A screengrab of the live video feed from 5,000 feet under the gulf of Mexico shows clear waters, for now.
BP said Thursday that it has stopped the flow of oil and natural gas from a broken oil well in the Gulf of Mexico. The company posted an update on its website saying that it "closed the choke valve" around 2:25 p.m. on Thursday. By late afternoon, the capped well remained shut with no oil flowing into the Gulf.
A live video feed from cameras perched more than 5,000 feet underwater showed clear water around the well for the first time since April, when the Deepwater Horizon deep water drilling rig operated for BP exploded and sunk, killing 11 crew members.
It's still unknown exactly how much oil has spilled into the Gulf since then. We interviewed the NASA scientists who are monitoring the spill from space for an article and audio slideshow today. They estimate between 35,000 and 60,000 barrels per day are spilling into the Gulf.
Wait and see
While the news is optimistic, cleanup officials are still cautious. The company said it will test the cap for leaks over the next 48 hours and then study the results along side government agencies involved in the massive clean-up.
BP said in its statement that even if no more oil leaks during the next 48 hours, it will not be an indication that oil and gas flow from the well has been permanently stopped. "The sealing cap system never before has been deployed at these depths or under these conditions, and its efficiency and ability to contain the oil and gas cannot be assured."
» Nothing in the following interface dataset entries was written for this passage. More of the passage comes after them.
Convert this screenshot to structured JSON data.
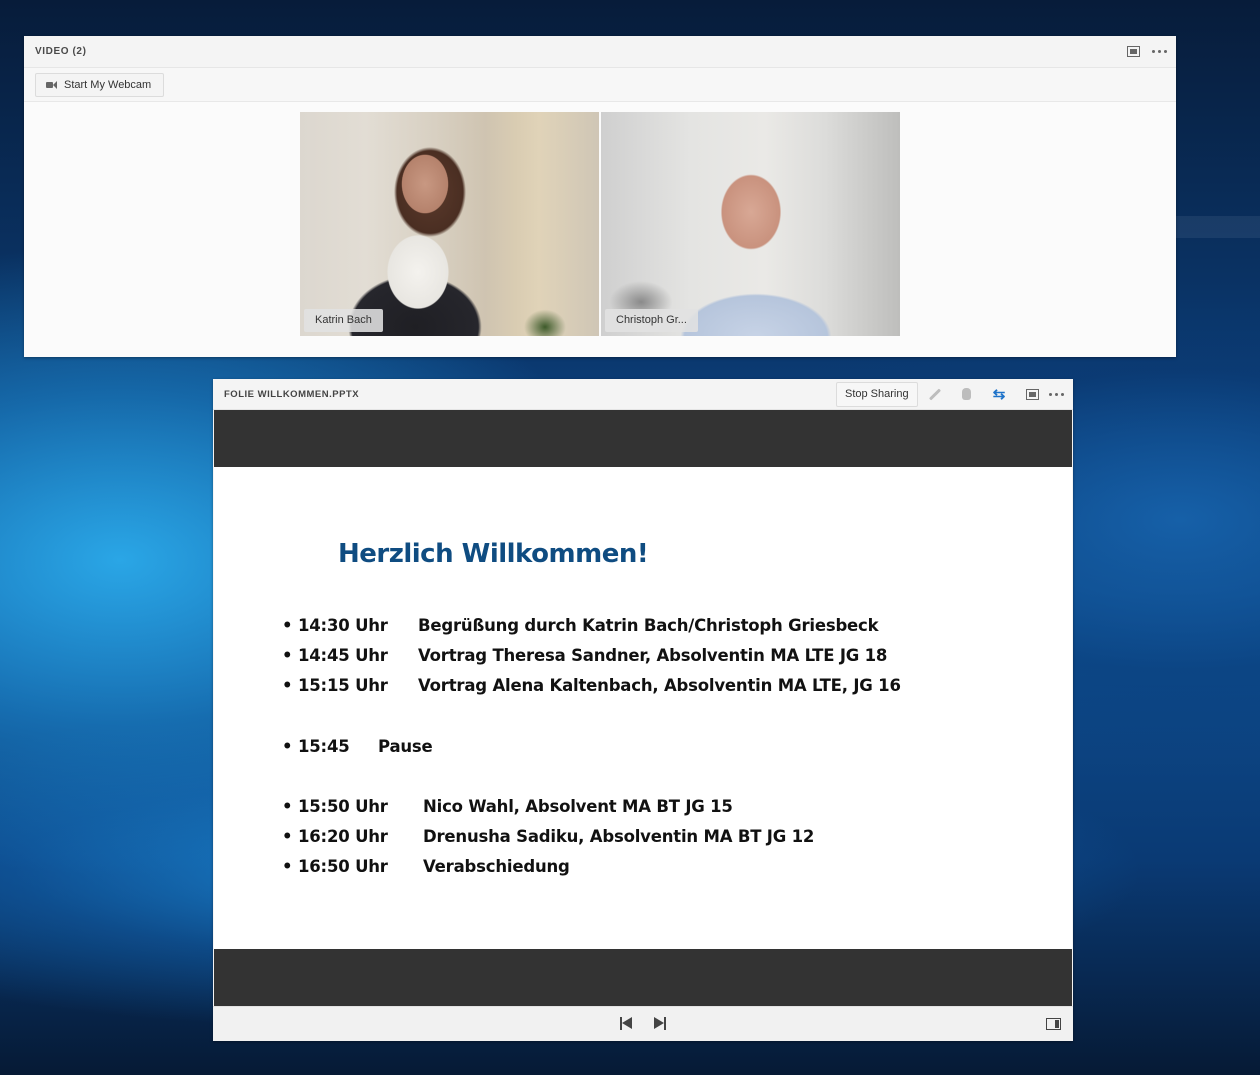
{
  "video_pod": {
    "title": "VIDEO (2)",
    "webcam_button": "Start My Webcam",
    "participants": [
      {
        "name": "Katrin Bach"
      },
      {
        "name": "Christoph Gr..."
      }
    ]
  },
  "share_pod": {
    "title": "FOLIE WILLKOMMEN.PPTX",
    "stop_sharing": "Stop Sharing",
    "slide": {
      "heading": "Herzlich Willkommen!",
      "agenda": [
        {
          "bullet": "•",
          "time": "14:30 Uhr",
          "text": "Begrüßung durch Katrin Bach/Christoph Griesbeck"
        },
        {
          "bullet": "•",
          "time": "14:45 Uhr",
          "text": "Vortrag Theresa Sandner, Absolventin MA LTE JG 18"
        },
        {
          "bullet": "•",
          "time": "15:15 Uhr",
          "text": "Vortrag Alena Kaltenbach, Absolventin MA LTE, JG 16"
        },
        {
          "bullet": "•",
          "time": "15:45",
          "text": "Pause"
        },
        {
          "bullet": "•",
          "time": "15:50 Uhr",
          "text": "Nico Wahl, Absolvent MA BT JG 15"
        },
        {
          "bullet": "•",
          "time": "16:20 Uhr",
          "text": "Drenusha Sadiku, Absolventin MA BT JG 12"
        },
        {
          "bullet": "•",
          "time": "16:50 Uhr",
          "text": "Verabschiedung"
        }
      ]
    }
  },
  "colors": {
    "heading": "#0f4c81",
    "slide_bars": "#333333",
    "sync_icon": "#1f73c9"
  }
}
You can monitor the live video feeds for yourself on our BP Oil Spill update page, or click through to PBS on their embedded live video feed below.